After making the purchase she wants to show to me some cards and I wanted to show her some too. We stood among other people looking at cards and she initiated an idea. “Here is a card that I did not get for you, though almost did.” She read the card to me after which she gave to me a kiss.
So, I selected a card from the shelf that I did not get, though may have, and read it to her followed by a kiss. We continued this process, reading cards enthusiastically and pretending the exchange.
Some other shoppers remarked that this is a better idea than buying the cards. They would go home and get their boyfriends and girlfriends and bring them back to carry out the experience.
After dinner, take in a movie.
“Valentine’s Day A Soggy, Love Note
By Mary Pols
Set in Los Angeles on February 14th, Valentine's Day features at least a dozen big names and nearly as many interwoven story lines. It's an American Love Actually, or better yet, a girly Crash without the guns and pretensions. Its vast ensemble cast includes four Oscar winners: Kathy Bates, Jamie Foxx, Shirley MacLaine and Julia Roberts. The film hits theaters two days before the actual Valentine's Day, which means it could still jump start the floral and candy sectors of the economy. What's not to like? (See who will win at the Oscars.)
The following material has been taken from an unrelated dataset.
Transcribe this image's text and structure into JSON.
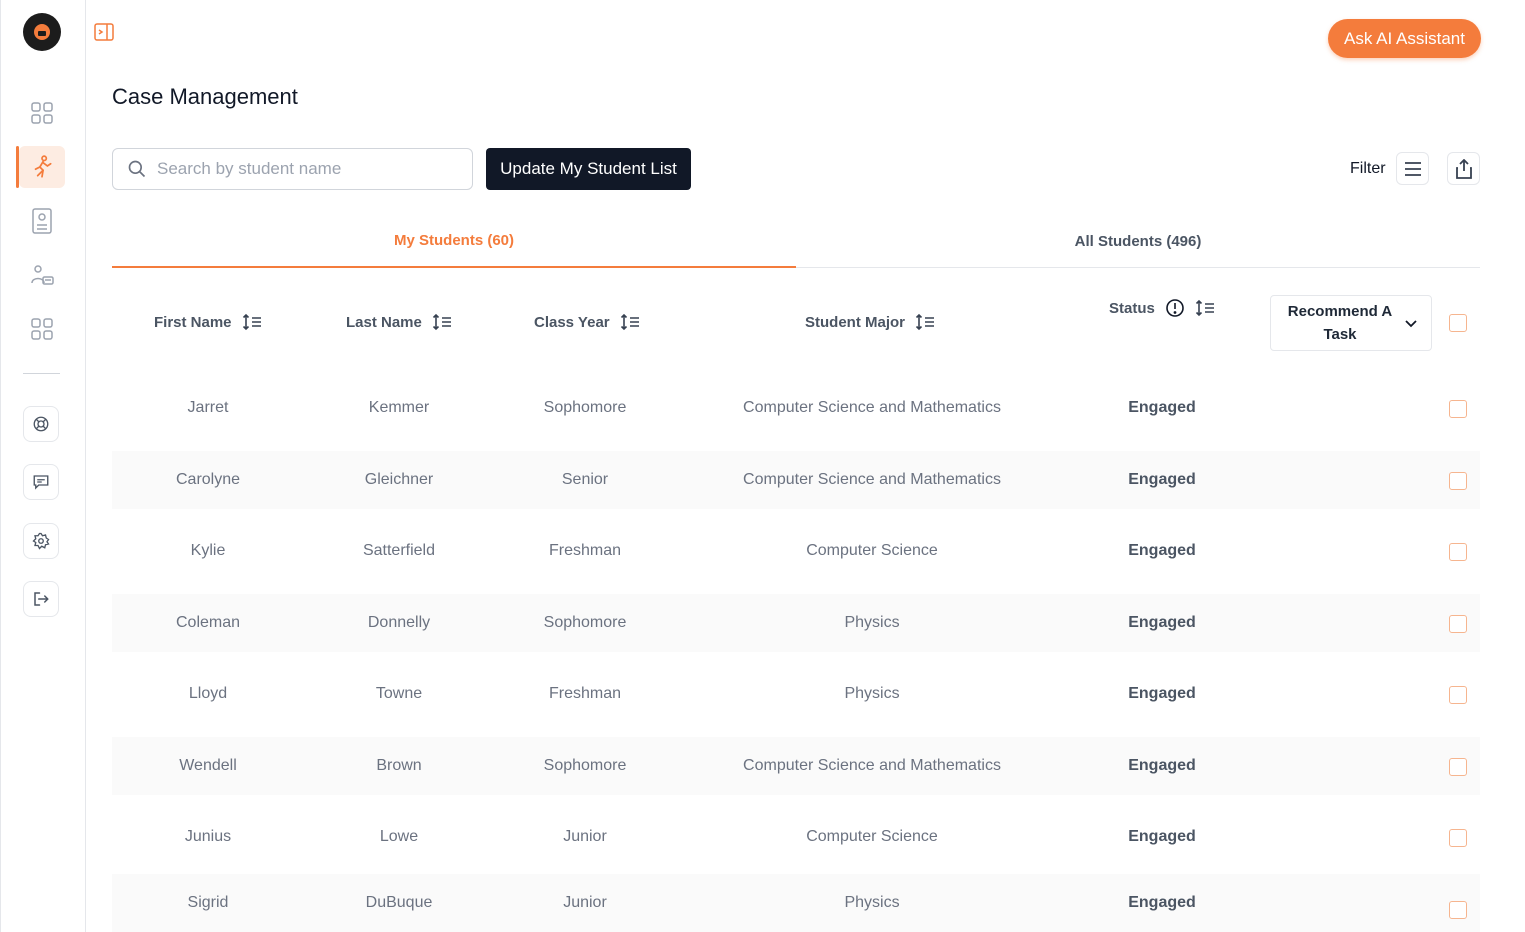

Plenty, if you listen to a young actor named Alex Meraz, who played one of the non-Taylor-Lautner werewolves in last summer's New Moon. Flying without a publicist, Meraz slammed the movie as "lame and desperate" and part of a "get rich quick skeem[sic]" in a recent tweet — notwithstanding the fact that his wolfpack mate Lautner is a member of the Valentine's Day cast. The insult likely rolled right off the back of director Garry Marshall, who has surely developed a pretty thick skin over the course of his 75 years — he did direct Beaches and Georgia Rule after all.
There's actually not even a whiff of desperation about Valentine's Day; the film skips along pleasantly, supremely confident in its own cuteness and utterly unapologetic about how shallow or contrived it might be. Whether his films are to your taste or not, Garry Marshall (Pretty Woman, Runaway Bride, The Princess Diaries) has an undeniable gift for mainstream entertainment. His aim here is certainly somewhat self-congratulatory: an outtake that runs over the credits has Roberts, playing a military officer on leave to visit a loved one, quoting one of her most famous lines from Pretty Woman.